One of the most well-known neurological conditions is epilepsy. The fourth most-common brain disorder, epilepsy is characterized by it's symptom of seizures in those who possess it. It is a chronic disorder, and while 50-60% of those affected have no definite cause, it is assumed by scientists that there are reasons to agitate the likelihood of epileptic behaviour: brain tumours, strokes, head trauma, injury and infection of a mother while in utero, an blunt trauma as an infant, aftermath of an infection, and alcoholism. The electrical impulses that trigger an epileptic seizure are known to happen in variant parts of the brain, so it is hard to pin down a specific structure that is the most affected. The most common treatment for those who suffer from epilepsy is long-term drug therapy and phsyical therapy.


The difference in blood flow between a non-affected brain and an affected brain
The difference in blood flow between a non-affected brain and an affected brain



Alzheimer's and the Brain

Alzheimer's disease is a degenerative, fatal disease that is the most common form of dementia (60-80% of cases) in modern times. While many forms of dementai can be treated or held off, Alzheimer's has no known cure and is always fatal, making it both saddening and scary at the same time. The disease begins it's tirade by clumping in the parts of the brain responsible for memory and learning, and forms tangles between the neurons to prevent information and signals from being passed along. These and almyloid plaques prevent information from circulating through the brain as it normally would. These also inhibit brain function and aid in the spreading of the disease throughout the nervous system's control centre. The tangles are the likely suspect of the high rates of brain cell death, a key to Alzheimer's. As the disease progresses, more and more cells die off and the number of neurotransmitters drastically decrease.
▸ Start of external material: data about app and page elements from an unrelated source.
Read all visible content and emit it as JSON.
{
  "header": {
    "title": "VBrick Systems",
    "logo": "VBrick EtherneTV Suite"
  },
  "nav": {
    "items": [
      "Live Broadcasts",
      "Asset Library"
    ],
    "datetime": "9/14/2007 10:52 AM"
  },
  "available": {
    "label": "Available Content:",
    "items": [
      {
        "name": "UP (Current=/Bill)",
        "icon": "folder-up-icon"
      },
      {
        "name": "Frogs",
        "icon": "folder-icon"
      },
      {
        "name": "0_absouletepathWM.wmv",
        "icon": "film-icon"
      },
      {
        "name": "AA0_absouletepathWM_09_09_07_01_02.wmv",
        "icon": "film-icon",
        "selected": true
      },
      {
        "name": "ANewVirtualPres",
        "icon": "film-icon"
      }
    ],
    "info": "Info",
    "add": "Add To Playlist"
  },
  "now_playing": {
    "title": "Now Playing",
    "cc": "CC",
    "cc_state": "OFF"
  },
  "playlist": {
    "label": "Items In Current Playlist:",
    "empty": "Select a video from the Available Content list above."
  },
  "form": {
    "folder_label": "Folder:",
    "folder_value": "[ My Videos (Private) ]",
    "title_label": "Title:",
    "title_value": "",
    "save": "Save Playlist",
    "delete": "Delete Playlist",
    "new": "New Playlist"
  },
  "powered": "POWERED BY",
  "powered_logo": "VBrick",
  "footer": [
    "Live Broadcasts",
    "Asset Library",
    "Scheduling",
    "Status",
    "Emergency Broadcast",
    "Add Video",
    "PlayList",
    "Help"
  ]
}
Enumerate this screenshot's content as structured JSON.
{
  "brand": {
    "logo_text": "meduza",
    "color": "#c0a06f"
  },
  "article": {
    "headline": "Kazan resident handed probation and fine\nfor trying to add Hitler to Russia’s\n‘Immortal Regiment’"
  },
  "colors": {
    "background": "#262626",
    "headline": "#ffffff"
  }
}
Alzheimer's often presents itself in the symptoms of memory loss, confusion, constant mood swings, depression, loss of balance, and loss of fine and gross motor skills.


The difference between a healthy brain and Alzheimer's ravaged brain
The difference between a healthy brain and Alzheimer's ravaged brain





A Ted-Ed Video Detailing Alzheimer's

Further Reading

Article About Failure to Medicate Epileptic Teens Causing Depression Rates to Increase

A Personal Account on Living with Epilepsy

Details on Study of Aging Brains and How to Protect Against Alzheimers'

Information about Likelihood of Alzheimer's Study

References

http://www.epilepsy.ca/en-CA/Facts/Epilepsy-Facts.html

http://www.epilepsy.com/learn/epilepsy-101/what-epilepsy

http://www.epilepsy.com/learn/epilepsy-101/what-epilepsy

http://science.howstuffworks.com/life/inside-the-mind/human-brain/brain.htm

http://www.webmd.com/brain/picture-of-the-brain

http://health.howstuffworks.com/mental-health/neurological-conditions/alzheimers3.htm